I won’t speculate about the root cause of the increase in food intolerances. Many far better scientists than I (I’m really not a very good scientist at all, actually) are working on that question. I’ll just try to cook around it!
Anyway, my dad is one of those people who is stuck with an intolerance to almost everything. He can’t have any grains at all, nor dairy, nor soy, nor potatoes, nor (gasp) eggs! This makes breakfast, at least the way most of us from the West conceive of it, a real challenge. Last year, I decided I was going to come up with a whole bunch of breakfast ideas to send to him because I am a good and caring daughter, and I also get very concerned when I think someone may not be able to enjoy breakfast. In my searching, in addition to all sorts of lovely Asian breakfasts of soups and fish, I also came across a couple recipes for granola that were made with all nuts and no grains. Intriguing.
I decided to have a go and discovered, with or without an intolerance, I actually liked the all-nut version of granola better than any traditional versions I’ve had! Unsurprisingly, the granola, once tossed in its honeyed butter coating and baked until brown and toasty, tastes, in a word, nutty. Wonderfully so. It tastes like granola, but richer, more toothsome. Even if you are a devoted eater of oaty granola, I’d say nutty granola is worth a try. Of course, if your intolerance happens to be to nuts, then this is not a breakfast for you. I hope you can eat eggs.
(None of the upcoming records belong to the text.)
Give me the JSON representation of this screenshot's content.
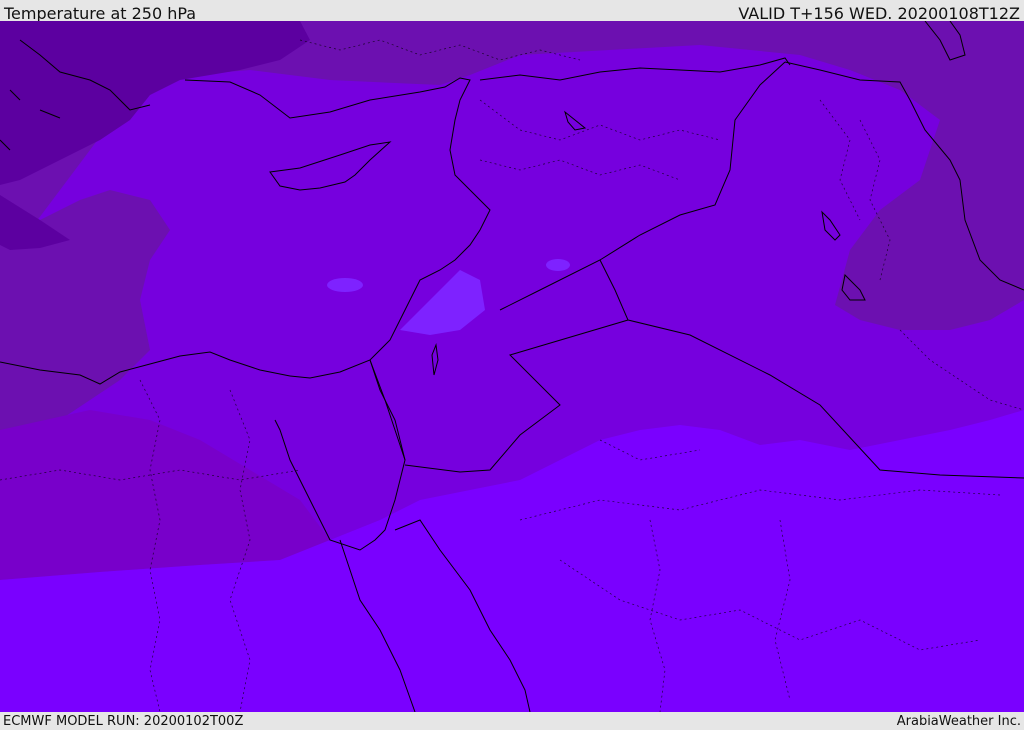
{
  "header": {
    "title": "Temperature at 250 hPa",
    "valid": "VALID T+156 WED. 20200108T12Z"
  },
  "footer": {
    "model_run": "ECMWF MODEL RUN: 20200102T00Z",
    "credit": "ArabiaWeather Inc."
  },
  "colors": {
    "band_coldest": "#5c00a0",
    "band_cold": "#6c10b0",
    "band_mid": "#7800ca",
    "band_main": "#7600de",
    "band_warm": "#7a00ff",
    "spot": "#7e22ff",
    "lines": "#000000"
  }
}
1 cup raw pecans (or walnuts) 1 cup raw pistachios (or almonds) 1 pinch sea salt 1/4 cup honey 3 tablespoons butter, ghee, or coconut oil 1 teaspoon vanilla extract 1/2 cup unsweetened, shredded coconut 2 tablespoons chia seeds (optional)
A New Way to Dinner, co-authored by Food52's founders Amanda Hesser and Merrill Stubbs, is an indispensable playbook for stress-free meal-planning (hint: cook foundational dishes on the weekend and mix and match ‘em through the week).
I like to say I'm a lazy iron chef (I just cook with what I have around), renegade nutritionist, food policy wonk, and inveterate butter and cream enthusiast! My husband and I own a craft distillery in Northern Minnesota called Vikre Distillery (www.vikredistillery.com), where I claimed the title, "arbiter of taste." I also have a doctorate in food policy, for which I studied the changes in diet and health of new immigrants after they come to the United States. I myself am a Norwegian-American dual citizen. So I have a lot of Scandinavian pride, which especially shines through in my cooking on special holidays. Beyond loving all facets of food, I'm a Renaissance woman (translation: bad at focusing), dabbling in a variety of artistic and scientific endeavors.